TASK GOAL => Among the following entries, say how many lines contain the word "Show"; the answer is a number and nothing else.

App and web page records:

►

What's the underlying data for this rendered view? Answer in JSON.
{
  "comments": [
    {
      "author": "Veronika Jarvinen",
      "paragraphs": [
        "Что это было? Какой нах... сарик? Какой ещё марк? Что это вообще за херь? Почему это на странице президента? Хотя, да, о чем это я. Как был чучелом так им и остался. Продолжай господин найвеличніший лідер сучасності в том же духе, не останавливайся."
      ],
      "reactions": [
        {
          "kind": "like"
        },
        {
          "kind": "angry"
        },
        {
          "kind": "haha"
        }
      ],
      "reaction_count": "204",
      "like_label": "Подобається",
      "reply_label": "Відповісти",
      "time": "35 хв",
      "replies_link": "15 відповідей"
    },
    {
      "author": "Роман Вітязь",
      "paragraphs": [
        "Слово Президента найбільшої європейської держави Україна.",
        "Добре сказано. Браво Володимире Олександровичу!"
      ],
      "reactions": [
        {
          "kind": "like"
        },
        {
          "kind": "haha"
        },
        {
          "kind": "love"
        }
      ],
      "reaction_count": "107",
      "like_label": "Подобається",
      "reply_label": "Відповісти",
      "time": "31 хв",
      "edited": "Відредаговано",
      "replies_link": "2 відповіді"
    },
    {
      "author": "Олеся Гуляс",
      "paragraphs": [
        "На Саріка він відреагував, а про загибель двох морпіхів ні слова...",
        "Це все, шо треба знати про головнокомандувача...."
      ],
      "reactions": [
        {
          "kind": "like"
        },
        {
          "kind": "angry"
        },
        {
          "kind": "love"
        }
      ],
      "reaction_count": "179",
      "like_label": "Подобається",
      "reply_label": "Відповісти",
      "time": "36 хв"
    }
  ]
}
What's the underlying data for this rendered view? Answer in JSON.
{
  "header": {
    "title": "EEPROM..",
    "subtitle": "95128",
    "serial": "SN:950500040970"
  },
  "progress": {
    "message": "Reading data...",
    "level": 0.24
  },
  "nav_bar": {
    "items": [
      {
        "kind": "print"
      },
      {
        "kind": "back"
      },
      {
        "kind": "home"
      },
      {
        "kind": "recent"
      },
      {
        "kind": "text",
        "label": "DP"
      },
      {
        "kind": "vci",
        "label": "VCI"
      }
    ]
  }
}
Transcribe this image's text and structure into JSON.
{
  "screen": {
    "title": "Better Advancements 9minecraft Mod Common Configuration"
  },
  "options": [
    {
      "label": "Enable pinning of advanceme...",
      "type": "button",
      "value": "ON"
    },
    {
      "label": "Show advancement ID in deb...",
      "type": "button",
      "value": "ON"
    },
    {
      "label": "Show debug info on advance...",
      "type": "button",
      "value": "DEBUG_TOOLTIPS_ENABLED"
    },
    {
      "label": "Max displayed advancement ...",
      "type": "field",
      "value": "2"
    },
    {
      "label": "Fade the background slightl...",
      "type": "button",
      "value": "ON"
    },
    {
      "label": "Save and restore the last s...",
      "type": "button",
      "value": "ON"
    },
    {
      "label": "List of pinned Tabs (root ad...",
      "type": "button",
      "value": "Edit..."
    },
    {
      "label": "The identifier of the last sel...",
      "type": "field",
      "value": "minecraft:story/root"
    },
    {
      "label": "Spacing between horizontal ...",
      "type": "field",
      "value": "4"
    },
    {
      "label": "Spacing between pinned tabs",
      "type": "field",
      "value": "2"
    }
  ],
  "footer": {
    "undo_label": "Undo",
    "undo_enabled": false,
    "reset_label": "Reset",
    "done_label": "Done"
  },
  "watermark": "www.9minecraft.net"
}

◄

OUTPUT => 2